In our marketing team, for example, our content curator’s productivity is benefited by systems and tech (for scheduling) that help increase her velocity. Basically, these systems help her to succeed faster. For this reason, increasing automation and improving processes is a major way to improve leverage at work (page 35).
Make shit happen; don’t be a dick; the customer comes first. We’ve all heard these values, to varying degrees, based on what startup you’re at.
It’s important to note, however, that “values and behavioural norms are not transmitted easily by talk or memo, but are conveyed very effectively by doing and doing visibly” (page 52). This also speaks well to the 'build in public' approach most startups take post-Series A.
This idea is a good reminder to live the values (not just write them), focus on the optimisation of your schedule and be a knowledge-sharer.
A good manager must “keep many balls in the air at the same time”, ‘shift their energy and attention to activities that will most increase the output of the organisation’, and ‘move to the point where their leverage will be the greatest’.
I love this because it really speaks to the idea of being the change you want to see in a company! And honestly, this is how I think I should be measured as a leader and manager, if you’re listening James?!
Something we practice more and more at Particular Audience is process management. Why? Because early input saves time in the long run (page 60).
One way to do this is using your calendar as a production planning tool (page 64). To do this, you also need to:
1. Actively use your calendar to forecast output; and
2. Say no to things at the outset if they’re beyond your capacity to handle. (I’m working on it.)
Contrary to the rise (and fall) of walking meetings, Andy says there should be two types of meetings (page 72).
This chapter made me realise I need to start treating 1-on-1s as the team member’s meeting, not my own. The team member must drive the agenda and outcomes deciding how they want to spend the hour.

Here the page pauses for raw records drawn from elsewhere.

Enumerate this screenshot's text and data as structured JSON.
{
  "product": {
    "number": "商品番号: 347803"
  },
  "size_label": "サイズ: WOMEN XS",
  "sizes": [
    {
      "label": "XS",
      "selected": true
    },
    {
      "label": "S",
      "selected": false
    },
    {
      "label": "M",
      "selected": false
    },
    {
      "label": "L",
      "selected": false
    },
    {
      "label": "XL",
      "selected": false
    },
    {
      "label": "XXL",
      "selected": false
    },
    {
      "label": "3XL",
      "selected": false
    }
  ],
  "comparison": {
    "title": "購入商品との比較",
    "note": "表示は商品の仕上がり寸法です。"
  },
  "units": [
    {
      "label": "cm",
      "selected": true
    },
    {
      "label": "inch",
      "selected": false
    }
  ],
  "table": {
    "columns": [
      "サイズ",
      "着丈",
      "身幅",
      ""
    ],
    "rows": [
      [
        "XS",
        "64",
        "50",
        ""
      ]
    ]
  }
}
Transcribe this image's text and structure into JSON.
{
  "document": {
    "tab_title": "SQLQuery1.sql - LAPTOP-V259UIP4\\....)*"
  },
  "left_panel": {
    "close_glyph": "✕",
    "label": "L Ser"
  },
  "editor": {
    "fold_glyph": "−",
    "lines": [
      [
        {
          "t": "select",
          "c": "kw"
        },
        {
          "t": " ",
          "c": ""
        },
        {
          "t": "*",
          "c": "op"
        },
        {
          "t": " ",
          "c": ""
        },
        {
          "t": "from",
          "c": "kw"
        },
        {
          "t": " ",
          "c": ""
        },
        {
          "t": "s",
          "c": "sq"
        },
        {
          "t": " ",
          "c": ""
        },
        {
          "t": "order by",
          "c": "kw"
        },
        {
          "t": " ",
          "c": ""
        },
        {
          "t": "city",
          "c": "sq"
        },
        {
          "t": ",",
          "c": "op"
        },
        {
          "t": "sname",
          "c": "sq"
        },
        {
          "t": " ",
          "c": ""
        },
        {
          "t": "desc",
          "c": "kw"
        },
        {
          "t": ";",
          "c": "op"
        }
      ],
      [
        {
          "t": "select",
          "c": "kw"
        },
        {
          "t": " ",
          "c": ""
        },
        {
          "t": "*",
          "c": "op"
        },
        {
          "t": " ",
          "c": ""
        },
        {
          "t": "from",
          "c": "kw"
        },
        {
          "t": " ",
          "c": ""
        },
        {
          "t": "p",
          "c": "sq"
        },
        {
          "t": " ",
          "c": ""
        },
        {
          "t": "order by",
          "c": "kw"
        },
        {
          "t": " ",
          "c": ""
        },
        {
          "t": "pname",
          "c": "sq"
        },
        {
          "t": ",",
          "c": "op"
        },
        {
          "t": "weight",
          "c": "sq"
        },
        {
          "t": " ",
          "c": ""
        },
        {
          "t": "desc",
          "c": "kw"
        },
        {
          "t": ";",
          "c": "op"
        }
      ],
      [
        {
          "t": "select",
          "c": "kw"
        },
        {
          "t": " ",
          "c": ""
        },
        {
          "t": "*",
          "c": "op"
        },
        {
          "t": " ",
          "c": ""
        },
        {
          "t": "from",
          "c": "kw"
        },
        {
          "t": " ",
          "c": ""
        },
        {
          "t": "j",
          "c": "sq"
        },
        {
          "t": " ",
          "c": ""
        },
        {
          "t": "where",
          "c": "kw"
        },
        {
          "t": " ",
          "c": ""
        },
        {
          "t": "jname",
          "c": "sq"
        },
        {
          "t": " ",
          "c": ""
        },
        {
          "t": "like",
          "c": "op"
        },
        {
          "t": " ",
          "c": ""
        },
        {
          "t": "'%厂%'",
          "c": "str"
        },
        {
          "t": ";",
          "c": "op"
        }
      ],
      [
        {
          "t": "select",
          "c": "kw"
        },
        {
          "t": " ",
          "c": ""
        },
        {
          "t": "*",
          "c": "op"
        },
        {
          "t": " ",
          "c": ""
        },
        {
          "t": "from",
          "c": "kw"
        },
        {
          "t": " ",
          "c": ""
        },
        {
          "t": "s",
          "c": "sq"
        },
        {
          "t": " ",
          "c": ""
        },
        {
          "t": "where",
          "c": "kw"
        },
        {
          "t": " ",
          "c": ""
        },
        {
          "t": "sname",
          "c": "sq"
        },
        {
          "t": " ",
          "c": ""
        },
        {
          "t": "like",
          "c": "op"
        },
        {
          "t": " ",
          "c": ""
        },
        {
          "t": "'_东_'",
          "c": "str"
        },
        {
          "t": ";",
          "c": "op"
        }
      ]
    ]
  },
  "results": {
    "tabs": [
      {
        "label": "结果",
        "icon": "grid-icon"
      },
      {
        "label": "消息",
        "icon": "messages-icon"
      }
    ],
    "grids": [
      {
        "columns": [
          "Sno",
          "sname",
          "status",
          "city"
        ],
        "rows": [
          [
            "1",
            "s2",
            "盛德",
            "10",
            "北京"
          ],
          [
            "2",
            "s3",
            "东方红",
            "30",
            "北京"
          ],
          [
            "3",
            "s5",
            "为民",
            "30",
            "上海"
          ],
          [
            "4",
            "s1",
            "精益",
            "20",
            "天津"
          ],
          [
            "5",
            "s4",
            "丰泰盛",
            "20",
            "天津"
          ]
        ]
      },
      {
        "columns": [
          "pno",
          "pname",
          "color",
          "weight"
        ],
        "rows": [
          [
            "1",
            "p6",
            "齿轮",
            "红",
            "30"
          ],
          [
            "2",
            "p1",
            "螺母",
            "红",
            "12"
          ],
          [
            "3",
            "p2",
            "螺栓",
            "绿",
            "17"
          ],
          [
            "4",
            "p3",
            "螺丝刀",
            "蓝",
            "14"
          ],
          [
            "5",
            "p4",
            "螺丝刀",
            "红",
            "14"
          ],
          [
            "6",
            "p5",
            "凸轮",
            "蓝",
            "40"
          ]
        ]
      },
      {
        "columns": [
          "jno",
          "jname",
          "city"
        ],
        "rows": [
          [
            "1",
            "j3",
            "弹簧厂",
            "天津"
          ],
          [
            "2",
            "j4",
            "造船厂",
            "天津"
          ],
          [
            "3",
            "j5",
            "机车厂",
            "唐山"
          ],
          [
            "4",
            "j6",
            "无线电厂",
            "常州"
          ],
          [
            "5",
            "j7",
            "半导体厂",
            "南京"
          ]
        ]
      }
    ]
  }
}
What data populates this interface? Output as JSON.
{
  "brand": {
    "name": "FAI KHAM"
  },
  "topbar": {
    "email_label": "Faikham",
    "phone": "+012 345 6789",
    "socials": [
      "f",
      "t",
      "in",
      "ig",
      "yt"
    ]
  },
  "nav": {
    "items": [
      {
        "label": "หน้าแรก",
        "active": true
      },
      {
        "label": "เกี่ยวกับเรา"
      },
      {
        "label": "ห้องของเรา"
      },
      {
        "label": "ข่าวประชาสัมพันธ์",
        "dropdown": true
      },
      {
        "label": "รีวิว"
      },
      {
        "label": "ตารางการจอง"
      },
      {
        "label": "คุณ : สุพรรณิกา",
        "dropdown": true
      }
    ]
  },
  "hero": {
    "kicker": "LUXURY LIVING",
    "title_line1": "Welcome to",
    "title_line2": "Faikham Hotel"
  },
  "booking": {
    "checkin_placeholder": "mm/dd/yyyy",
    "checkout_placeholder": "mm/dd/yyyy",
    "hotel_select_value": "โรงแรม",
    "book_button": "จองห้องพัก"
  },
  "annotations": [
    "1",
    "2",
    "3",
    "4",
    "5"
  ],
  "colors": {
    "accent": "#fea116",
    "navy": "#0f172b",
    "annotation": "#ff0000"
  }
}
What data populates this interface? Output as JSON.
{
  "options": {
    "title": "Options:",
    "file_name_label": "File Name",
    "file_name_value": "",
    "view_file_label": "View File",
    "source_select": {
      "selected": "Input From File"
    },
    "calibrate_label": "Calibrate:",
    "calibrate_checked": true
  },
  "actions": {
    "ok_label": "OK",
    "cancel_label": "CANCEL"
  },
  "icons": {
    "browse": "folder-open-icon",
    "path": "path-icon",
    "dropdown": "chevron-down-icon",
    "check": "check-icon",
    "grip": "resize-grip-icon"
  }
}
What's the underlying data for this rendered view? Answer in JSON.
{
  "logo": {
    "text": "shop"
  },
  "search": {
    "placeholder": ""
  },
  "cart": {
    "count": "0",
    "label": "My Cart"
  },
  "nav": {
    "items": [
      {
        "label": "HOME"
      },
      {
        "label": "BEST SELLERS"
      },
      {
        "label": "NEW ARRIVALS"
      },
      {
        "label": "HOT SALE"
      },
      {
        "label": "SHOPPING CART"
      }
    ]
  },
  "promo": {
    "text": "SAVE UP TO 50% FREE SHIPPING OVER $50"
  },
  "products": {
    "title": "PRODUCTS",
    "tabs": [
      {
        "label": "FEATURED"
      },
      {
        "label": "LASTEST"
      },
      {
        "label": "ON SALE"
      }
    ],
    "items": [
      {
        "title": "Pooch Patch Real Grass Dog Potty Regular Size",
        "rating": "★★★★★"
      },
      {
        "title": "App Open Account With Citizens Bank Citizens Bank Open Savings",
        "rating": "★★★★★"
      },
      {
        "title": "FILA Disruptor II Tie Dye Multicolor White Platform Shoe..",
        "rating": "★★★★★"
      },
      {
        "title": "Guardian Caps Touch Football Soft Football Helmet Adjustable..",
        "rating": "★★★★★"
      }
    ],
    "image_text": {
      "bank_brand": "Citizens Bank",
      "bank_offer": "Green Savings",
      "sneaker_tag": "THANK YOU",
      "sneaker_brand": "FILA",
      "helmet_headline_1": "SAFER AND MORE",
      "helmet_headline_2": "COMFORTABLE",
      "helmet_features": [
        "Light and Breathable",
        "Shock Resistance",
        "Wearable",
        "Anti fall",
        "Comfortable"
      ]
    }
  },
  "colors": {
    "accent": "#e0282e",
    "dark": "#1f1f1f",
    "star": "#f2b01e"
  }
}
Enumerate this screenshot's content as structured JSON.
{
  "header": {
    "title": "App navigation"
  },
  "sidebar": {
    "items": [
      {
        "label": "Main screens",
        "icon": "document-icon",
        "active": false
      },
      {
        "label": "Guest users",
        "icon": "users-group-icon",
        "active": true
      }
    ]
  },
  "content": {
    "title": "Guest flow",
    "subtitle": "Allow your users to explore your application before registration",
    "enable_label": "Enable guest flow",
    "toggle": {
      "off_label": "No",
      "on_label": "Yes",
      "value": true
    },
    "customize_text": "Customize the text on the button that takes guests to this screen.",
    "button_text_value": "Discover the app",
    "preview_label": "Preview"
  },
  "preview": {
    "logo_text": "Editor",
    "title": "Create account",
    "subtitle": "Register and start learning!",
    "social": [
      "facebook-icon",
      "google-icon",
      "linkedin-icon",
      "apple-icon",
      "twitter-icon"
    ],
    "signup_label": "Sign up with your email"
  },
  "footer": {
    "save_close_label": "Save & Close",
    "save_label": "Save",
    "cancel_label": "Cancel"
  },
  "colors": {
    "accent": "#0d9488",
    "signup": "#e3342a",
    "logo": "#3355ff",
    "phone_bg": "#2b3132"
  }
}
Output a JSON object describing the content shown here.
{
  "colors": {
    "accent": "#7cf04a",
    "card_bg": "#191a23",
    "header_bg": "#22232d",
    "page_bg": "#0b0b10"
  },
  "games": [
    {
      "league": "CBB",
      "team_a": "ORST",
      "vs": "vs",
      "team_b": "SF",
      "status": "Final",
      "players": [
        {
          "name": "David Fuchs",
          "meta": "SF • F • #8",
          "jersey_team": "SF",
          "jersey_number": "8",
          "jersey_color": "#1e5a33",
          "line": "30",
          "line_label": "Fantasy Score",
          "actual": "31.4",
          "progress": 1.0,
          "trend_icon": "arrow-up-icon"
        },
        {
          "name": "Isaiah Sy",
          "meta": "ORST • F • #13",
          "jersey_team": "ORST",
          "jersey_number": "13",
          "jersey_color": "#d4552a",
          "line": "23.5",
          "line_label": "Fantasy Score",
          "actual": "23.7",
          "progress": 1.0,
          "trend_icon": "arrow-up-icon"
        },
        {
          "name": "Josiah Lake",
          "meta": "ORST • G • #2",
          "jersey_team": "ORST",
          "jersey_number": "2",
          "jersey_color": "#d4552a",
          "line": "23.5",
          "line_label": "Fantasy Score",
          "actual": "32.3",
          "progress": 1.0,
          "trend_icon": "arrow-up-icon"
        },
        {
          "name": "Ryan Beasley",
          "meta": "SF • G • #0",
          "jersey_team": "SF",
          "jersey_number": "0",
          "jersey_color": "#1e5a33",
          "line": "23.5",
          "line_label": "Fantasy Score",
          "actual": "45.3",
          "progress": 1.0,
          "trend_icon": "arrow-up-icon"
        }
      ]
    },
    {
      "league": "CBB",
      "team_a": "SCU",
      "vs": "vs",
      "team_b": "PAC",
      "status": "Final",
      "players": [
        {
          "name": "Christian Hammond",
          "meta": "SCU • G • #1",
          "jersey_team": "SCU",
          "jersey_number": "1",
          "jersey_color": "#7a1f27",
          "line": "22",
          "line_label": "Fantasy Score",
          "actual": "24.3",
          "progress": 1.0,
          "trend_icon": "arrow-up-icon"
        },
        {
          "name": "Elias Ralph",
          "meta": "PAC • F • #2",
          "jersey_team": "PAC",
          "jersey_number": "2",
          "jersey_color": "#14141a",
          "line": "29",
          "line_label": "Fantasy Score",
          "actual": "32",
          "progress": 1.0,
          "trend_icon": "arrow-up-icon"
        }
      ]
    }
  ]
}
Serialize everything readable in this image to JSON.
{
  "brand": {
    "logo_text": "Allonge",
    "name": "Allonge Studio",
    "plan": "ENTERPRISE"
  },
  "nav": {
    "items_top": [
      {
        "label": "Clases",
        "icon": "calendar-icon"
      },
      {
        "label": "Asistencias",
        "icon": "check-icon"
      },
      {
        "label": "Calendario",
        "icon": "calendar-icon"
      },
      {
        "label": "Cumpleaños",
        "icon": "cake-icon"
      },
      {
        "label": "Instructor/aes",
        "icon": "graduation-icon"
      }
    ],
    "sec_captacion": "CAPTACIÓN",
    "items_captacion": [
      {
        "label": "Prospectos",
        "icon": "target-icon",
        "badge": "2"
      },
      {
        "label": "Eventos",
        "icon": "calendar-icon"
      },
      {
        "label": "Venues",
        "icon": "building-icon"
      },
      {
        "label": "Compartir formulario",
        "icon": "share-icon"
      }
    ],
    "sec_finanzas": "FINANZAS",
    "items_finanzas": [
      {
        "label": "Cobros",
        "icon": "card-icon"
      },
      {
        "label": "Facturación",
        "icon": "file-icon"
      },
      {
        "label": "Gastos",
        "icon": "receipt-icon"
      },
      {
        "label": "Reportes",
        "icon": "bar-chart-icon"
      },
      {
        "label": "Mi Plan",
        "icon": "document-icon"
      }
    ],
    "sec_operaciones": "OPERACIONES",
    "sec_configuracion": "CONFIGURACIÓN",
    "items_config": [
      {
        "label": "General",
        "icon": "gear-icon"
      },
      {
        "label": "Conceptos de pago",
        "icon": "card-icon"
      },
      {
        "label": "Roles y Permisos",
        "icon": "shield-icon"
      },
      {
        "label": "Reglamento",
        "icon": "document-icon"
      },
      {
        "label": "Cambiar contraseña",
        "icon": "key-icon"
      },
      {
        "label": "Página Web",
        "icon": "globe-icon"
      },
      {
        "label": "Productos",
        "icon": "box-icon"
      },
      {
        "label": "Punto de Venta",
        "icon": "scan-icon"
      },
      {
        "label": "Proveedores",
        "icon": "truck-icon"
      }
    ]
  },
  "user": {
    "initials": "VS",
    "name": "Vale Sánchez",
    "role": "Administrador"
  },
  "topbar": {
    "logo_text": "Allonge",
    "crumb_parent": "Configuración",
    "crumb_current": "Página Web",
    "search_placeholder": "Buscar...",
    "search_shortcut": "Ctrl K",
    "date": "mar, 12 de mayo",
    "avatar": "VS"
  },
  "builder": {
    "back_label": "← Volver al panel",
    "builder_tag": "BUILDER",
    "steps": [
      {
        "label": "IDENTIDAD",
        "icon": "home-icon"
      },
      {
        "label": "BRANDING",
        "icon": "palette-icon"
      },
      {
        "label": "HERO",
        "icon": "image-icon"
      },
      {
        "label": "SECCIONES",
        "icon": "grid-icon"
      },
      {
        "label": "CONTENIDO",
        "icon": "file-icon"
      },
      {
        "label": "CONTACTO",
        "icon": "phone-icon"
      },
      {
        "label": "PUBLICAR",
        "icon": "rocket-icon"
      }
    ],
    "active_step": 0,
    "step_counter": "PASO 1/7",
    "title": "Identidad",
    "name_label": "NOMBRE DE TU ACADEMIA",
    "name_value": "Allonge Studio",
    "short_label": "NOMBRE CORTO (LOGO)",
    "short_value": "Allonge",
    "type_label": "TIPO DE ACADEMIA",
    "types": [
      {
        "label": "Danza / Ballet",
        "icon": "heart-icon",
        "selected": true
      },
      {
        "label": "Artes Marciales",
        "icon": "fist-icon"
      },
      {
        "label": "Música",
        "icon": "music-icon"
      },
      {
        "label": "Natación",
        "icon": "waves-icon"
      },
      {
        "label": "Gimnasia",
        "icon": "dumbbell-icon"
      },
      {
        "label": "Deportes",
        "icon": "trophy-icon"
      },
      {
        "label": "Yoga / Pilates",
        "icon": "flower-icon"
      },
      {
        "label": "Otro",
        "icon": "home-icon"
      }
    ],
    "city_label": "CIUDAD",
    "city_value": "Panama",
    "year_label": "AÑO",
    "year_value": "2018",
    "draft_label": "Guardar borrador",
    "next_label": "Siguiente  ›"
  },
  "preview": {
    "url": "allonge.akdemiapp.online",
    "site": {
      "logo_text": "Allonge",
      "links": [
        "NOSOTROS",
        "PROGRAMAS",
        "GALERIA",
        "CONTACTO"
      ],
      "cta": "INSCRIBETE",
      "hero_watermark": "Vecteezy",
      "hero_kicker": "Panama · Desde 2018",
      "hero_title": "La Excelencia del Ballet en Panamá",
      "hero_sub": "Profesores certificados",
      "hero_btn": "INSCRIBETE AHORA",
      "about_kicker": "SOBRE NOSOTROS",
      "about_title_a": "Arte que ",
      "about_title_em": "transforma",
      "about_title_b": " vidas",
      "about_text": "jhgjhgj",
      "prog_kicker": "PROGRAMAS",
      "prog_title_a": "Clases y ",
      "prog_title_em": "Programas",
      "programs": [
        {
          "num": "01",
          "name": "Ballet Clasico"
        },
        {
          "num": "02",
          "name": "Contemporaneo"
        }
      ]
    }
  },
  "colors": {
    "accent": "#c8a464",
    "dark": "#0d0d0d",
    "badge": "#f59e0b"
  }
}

Then, I need to apply Groves’ Principle of Didactic Management and ‘ask one more question’ (page 76). The idea here is similar to what some people use when building out strategy, which focuses around a ‘What? So What? Now What?’ ideology.
In other words, when you think you’re at the end of a creative idea or strategy, dig a little deeper!
I also loved learning about operational reviews (a type of process meeting). At Particular Audience (thanks to our people leader Viv), we use Donut to facilitate this (page 81). Donut is a tool that allows people to meet with others in a business (all around the world) to ensure that their role is operationally understood.
The purpose, at Intel and Particular Audience, is to keep people at varying levels of operations connected and constantly learning.
When a person isn't doing their job it's either because they can't or won’t do it (page 157). As a manager, you need to acknowledge this and either train or motivate them.
To illustrate this, Andy uses Maslow's Theory of Motivation alongside the Hierarchy of Needs (an adage you’ve probably heard of). Knowing where you and your team sit can be useful for engagement and to ensure continued success.
Personally (similar to many in the startup space) I’m driven by self-actualisation needs (page 164). According to Maslow, self-actualisation stems from the personal realisation that “what I can be, I must be”.
In short, it means I’m driven by personal growth and being as helpful to an organisation as possible. I’m the happiest when I believe I’m being 100% effective. This achievement-driven path links back to how I’m measured and how I get feedback (always constructive).
Knowing this, for example, means I can give the most to Particular Audience and they can get the most out of me as an individual.
Another key learning from High Output Management is the role of a coach (or manager).
The primary role of any coach is to:
This is something we focused on at our executive offsite earlier this year and something that I know a lot of teams try to do well.
But how do you build a high-performing team that hasn’t graduated to self actualisation in Maslow’s Hierarchy of Needs?
While it's still a work in progress, I already know the answer is training and motivation!
At Particular Audience, building our narrative, team and processes for scale (to drive not just early adoption, but mainstream adoption) means processes (like these) will be our key to success.
After reading this book, I’ve started handing over 1:1s, committing to more operational meetings, and working 1 week in advance with calendar planning.
Working in a startup, and gaining knowledge like this, is a reminder that the more you learn the less you know. This is humbling, great and (I hope) the most effective path to growth.